Authors attributed the color's appeal to its historic use as a symbol of wealth and status. It is used in bold body paintings and necklaces in rituals and ceremonies in various cultures, including the Masai in east Africa.
"In primitive societies, sacred objects were painted or coated in red to enhance their potency and convey a sense of great importance," the study says.
"In ancient China, Japan, and sub-Saharan Africa, red was viewed as a symbol of prosperity and high status. Classical Romans called the most powerful men ' "the ones who wear red.' "
The red effect was limited to women's perception of men. Color did not make a difference when men rated the appeal of another male.
Authors conducted seven experiments, including the effect of red and white on a man's attractiveness.
The study was published in the Journal of Experimental Psychology.
A storm at sea can be spectacular – seen from a safe distance. As the wind passes over the water’s surface it creates waves. But if the force of the wind is strong, powerful waves are generated, gathering momentum until a barrier in their path causes then to break will full force.
Not all winds are of equal height. This is partly because the wind seldom blows at a constant speed. When the wind dies down, wave length is maintained but wave height decreases gradually. Where there is no barriers in their path, waves crests may carry over vast distances. When waves created in different places come together, they produce a confused sea state. Boats may be completely overwhelmed by a storm at sea – getting swamped, smashed, or both, by the huge quantity of water falling on them.
The full force of a wave is not realized until it reaches the shore. As it sweeps in towards land, contact with the sea-bed slows down the lower part, but the wind keeps the top moving on. The wave becomes steeper, begins to overhang, and finally crashes down. On steep shores, waves do not have time to slow down. Suddenly, their way is barred and they smash against the rocks with tremendous force – 100 tonnes per square metre is not unusual.
Winds exceeding Force 12 (over 117km/h) can devastate anything that lies in their path. They are known as hurricanes in the Atlantic, typhoons in the North Pacific and cyclones in the Indian Ocean and around Australia. These great storms start when scattered cloud clusters of tropical thunderstorms are gathered together into a whirling spiral by the Earth’s rotation. At the centre of the spiral is a column lo low pressure – the eye.

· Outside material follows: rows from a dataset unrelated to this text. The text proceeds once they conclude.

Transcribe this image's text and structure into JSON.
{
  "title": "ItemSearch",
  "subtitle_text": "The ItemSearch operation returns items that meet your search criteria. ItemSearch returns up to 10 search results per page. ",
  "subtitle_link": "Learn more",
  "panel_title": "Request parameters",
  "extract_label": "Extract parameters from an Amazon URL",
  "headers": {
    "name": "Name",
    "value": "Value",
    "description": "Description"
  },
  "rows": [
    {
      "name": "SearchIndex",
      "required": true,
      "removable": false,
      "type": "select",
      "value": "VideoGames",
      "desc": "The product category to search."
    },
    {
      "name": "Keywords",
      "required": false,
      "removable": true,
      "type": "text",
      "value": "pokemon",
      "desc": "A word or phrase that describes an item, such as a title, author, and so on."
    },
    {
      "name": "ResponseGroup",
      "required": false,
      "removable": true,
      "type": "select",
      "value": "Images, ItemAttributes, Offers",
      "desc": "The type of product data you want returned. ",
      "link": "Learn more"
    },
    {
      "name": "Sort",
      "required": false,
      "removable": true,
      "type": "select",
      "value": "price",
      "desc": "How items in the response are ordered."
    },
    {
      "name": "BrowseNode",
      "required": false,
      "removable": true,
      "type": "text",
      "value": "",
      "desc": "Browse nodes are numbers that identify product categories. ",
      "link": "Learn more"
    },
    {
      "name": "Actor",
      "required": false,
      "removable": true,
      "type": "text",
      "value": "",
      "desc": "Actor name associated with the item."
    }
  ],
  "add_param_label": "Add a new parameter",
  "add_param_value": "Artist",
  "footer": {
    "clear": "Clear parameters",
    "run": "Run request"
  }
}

Because of the low pressure, air is sucked into the spiral with great force, resulting in violent winds. These set up huge waves at sea, which have devastating effects. Hurricanes may persist for up to ten days, and although the path they will follow can be predicted to some extent, unexpected twists and turns are common.
A water spout is another example of the sea being whipped up. This is rather like a liquid tornado. Warm air rising from the sea creates a central column of low pressure which draws up a swirling rising wall of water. When a low pressure system – depression – passes quickly across the sea, the water level suddenly drops, then rises. A great swell is created, knows as a storm surge, which can flood huge areas as it hits land.
Just as terrifying as rough seas, are tsunamis, caused by earthquakes and volcanic eruptions in the ocean. Small earthquakes occur along the ocean ridges, where the Earth’s crust in thin and hot. The largest ones are along the lines of collision of the plates.
The quake lifts the ocean floor, which buckles and collapses, and the shock tremors suddenly move the whole mass of water above, right from the ocean floor to the surface. As the tremors radiant outwards, the tsunami sweeps across the ocean at a terrifying speed of up to 720 km/h. At first, tsunamis are very small and may not be noticed in the open sea. However, as they come to shallower water, they are slowed down by the drag of the sea-bed and the waves build into a vast wall of water with an awesome power for destruction. They hit the coastline with a tremendous force. Boats are thrown high up on the shore, land is filled with sea water and houses destroyed.